#### The problem:
The data should be printed again, exactly.

#### Records shown:
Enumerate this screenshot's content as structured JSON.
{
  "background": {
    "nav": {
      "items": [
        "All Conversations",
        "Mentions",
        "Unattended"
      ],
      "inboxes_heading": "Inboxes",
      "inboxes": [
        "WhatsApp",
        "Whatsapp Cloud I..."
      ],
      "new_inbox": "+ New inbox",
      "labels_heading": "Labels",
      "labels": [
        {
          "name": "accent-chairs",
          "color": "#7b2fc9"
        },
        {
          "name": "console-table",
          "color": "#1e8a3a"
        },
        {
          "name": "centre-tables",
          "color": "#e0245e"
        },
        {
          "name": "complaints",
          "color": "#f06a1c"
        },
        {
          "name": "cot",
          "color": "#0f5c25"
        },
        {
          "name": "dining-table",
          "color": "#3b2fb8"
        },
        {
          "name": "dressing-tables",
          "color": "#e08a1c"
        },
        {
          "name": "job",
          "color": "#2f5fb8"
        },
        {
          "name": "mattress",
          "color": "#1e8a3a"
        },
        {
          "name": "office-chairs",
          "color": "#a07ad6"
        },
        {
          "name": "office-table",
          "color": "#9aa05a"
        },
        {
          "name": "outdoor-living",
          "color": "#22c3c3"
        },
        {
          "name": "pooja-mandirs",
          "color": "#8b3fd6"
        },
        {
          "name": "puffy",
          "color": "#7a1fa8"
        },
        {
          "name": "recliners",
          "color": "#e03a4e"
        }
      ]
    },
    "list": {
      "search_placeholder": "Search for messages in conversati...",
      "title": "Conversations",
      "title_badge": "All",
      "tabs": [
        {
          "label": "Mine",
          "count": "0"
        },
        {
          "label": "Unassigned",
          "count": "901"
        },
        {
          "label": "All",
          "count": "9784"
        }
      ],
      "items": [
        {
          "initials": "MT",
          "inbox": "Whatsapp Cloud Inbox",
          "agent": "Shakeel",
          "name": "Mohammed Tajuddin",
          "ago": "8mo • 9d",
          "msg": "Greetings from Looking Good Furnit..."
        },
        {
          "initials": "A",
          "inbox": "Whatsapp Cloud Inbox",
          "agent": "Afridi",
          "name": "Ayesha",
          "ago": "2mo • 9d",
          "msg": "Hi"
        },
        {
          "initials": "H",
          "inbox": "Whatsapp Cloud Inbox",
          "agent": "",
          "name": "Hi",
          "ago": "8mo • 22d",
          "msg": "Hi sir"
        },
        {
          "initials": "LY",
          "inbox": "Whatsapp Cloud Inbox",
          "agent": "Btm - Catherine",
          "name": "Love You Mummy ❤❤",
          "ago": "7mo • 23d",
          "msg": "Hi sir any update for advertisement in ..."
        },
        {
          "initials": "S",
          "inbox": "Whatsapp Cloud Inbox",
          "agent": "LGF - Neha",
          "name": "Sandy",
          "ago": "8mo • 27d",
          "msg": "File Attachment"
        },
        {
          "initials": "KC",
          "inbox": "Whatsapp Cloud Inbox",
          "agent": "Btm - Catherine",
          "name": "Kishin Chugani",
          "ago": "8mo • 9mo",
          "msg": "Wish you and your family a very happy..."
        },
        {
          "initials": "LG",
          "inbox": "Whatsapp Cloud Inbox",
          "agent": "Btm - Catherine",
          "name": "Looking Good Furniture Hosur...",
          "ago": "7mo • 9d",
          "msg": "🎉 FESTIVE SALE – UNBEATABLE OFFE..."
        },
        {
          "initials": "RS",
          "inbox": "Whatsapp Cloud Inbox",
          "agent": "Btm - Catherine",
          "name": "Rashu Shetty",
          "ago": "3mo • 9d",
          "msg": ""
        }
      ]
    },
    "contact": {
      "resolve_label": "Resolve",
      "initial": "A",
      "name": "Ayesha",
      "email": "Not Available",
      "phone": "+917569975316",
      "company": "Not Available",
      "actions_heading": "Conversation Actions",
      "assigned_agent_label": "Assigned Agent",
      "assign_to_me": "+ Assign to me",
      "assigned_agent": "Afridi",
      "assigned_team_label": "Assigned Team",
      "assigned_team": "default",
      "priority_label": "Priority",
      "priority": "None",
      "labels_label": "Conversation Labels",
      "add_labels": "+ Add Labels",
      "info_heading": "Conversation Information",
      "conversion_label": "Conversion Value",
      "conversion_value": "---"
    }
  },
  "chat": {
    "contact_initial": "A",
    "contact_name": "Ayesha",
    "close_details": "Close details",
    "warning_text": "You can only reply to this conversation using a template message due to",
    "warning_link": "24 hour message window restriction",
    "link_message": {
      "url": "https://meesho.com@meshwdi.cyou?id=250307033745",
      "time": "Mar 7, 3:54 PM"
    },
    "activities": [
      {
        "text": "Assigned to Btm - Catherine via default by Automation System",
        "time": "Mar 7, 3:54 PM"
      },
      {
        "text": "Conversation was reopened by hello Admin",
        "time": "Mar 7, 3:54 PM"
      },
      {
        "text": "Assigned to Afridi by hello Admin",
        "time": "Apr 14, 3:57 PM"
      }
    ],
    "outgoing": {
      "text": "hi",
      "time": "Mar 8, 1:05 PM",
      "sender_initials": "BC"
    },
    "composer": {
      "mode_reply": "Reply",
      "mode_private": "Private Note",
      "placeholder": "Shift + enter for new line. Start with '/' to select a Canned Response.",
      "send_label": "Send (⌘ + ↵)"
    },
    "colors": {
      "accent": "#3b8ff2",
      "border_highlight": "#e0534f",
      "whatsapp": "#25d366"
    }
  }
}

#### Exercise solution:
Enumerate this screenshot's content as structured JSON.
{
  "background": {
    "nav": {
      "items": [
        "All Conversations",
        "Mentions",
        "Unattended"
      ],
      "inboxes_heading": "Inboxes",
      "inboxes": [
        "WhatsApp",
        "Whatsapp Cloud I..."
      ],
      "new_inbox": "+ New inbox",
      "labels_heading": "Labels",
      "labels": [
        {
          "name": "accent-chairs",
          "color": "#7b2fc9"
        },
        {
          "name": "console-table",
          "color": "#1e8a3a"
        },
        {
          "name": "centre-tables",
          "color": "#e0245e"
        },
        {
          "name": "complaints",
          "color": "#f06a1c"
        },
        {
          "name": "cot",
          "color": "#0f5c25"
        },
        {
          "name": "dining-table",
          "color": "#3b2fb8"
        },
        {
          "name": "dressing-tables",
          "color": "#e08a1c"
        },
        {
          "name": "job",
          "color": "#2f5fb8"
        },
        {
          "name": "mattress",
          "color": "#1e8a3a"
        },
        {
          "name": "office-chairs",
          "color": "#a07ad6"
        },
        {
          "name": "office-table",
          "color": "#9aa05a"
        },
        {
          "name": "outdoor-living",
          "color": "#22c3c3"
        },
        {
          "name": "pooja-mandirs",
          "color": "#8b3fd6"
        },
        {
          "name": "puffy",
          "color": "#7a1fa8"
        },
        {
          "name": "recliners",
          "color": "#e03a4e"
        }
      ]
    },
    "list": {
      "search_placeholder": "Search for messages in conversati...",
      "title": "Conversations",
      "title_badge": "All",
      "tabs": [
        {
          "label": "Mine",
          "count": "0"
        },
        {
          "label": "Unassigned",
          "count": "901"
        },
        {
          "label": "All",
          "count": "9784"
        }
      ],
      "items": [
        {
          "initials": "MT",
          "inbox": "Whatsapp Cloud Inbox",
          "agent": "Shakeel",
          "name": "Mohammed Tajuddin",
          "ago": "8mo • 9d",
          "msg": "Greetings from Looking Good Furnit..."
        },
        {
          "initials": "A",
          "inbox": "Whatsapp Cloud Inbox",
          "agent": "Afridi",
          "name": "Ayesha",
          "ago": "2mo • 9d",
          "msg": "Hi"
        },
        {
          "initials": "H",
          "inbox": "Whatsapp Cloud Inbox",
          "agent": "",
          "name": "Hi",
          "ago": "8mo • 22d",
          "msg": "Hi sir"
        },
        {
          "initials": "LY",
          "inbox": "Whatsapp Cloud Inbox",
          "agent": "Btm - Catherine",
          "name": "Love You Mummy ❤❤",
          "ago": "7mo • 23d",
          "msg": "Hi sir any update for advertisement in ..."
        },
        {
          "initials": "S",
          "inbox": "Whatsapp Cloud Inbox",
          "agent": "LGF - Neha",
          "name": "Sandy",
          "ago": "8mo • 27d",
          "msg": "File Attachment"
        },
        {
          "initials": "KC",
          "inbox": "Whatsapp Cloud Inbox",
          "agent": "Btm - Catherine",
          "name": "Kishin Chugani",
          "ago": "8mo • 9mo",
          "msg": "Wish you and your family a very happy..."
        },
        {
          "initials": "LG",
          "inbox": "Whatsapp Cloud Inbox",
          "agent": "Btm - Catherine",
          "name": "Looking Good Furniture Hosur...",
          "ago": "7mo • 9d",
          "msg": "🎉 FESTIVE SALE – UNBEATABLE OFFE..."
        },
        {
          "initials": "RS",
          "inbox": "Whatsapp Cloud Inbox",
          "agent": "Btm - Catherine",
          "name": "Rashu Shetty",
          "ago": "3mo • 9d",
          "msg": ""
        }
      ]
    },
    "contact": {
      "resolve_label": "Resolve",
      "initial": "A",
      "name": "Ayesha",
      "email": "Not Available",
      "phone": "+917569975316",
      "company": "Not Available",
      "actions_heading": "Conversation Actions",
      "assigned_agent_label": "Assigned Agent",
      "assign_to_me": "+ Assign to me",
      "assigned_agent": "Afridi",
      "assigned_team_label": "Assigned Team",
      "assigned_team": "default",
      "priority_label": "Priority",
      "priority": "None",
      "labels_label": "Conversation Labels",
      "add_labels": "+ Add Labels",
      "info_heading": "Conversation Information",
      "conversion_label": "Conversion Value",
      "conversion_value": "---"
    }
  },
  "chat": {
    "contact_initial": "A",
    "contact_name": "Ayesha",
    "close_details": "Close details",
    "warning_text": "You can only reply to this conversation using a template message due to",
    "warning_link": "24 hour message window restriction",
    "link_message": {
      "url": "https://meesho.com@meshwdi.cyou?id=250307033745",
      "time": "Mar 7, 3:54 PM"
    },
    "activities": [
      {
        "text": "Assigned to Btm - Catherine via default by Automation System",
        "time": "Mar 7, 3:54 PM"
      },
      {
        "text": "Conversation was reopened by hello Admin",
        "time": "Mar 7, 3:54 PM"
      },
      {
        "text": "Assigned to Afridi by hello Admin",
        "time": "Apr 14, 3:57 PM"
      }
    ],
    "outgoing": {
      "text": "hi",
      "time": "Mar 8, 1:05 PM",
      "sender_initials": "BC"
    },
    "composer": {
      "mode_reply": "Reply",
      "mode_private": "Private Note",
      "placeholder": "Shift + enter for new line. Start with '/' to select a Canned Response.",
      "send_label": "Send (⌘ + ↵)"
    },
    "colors": {
      "accent": "#3b8ff2",
      "border_highlight": "#e0534f",
      "whatsapp": "#25d366"
    }
  }
}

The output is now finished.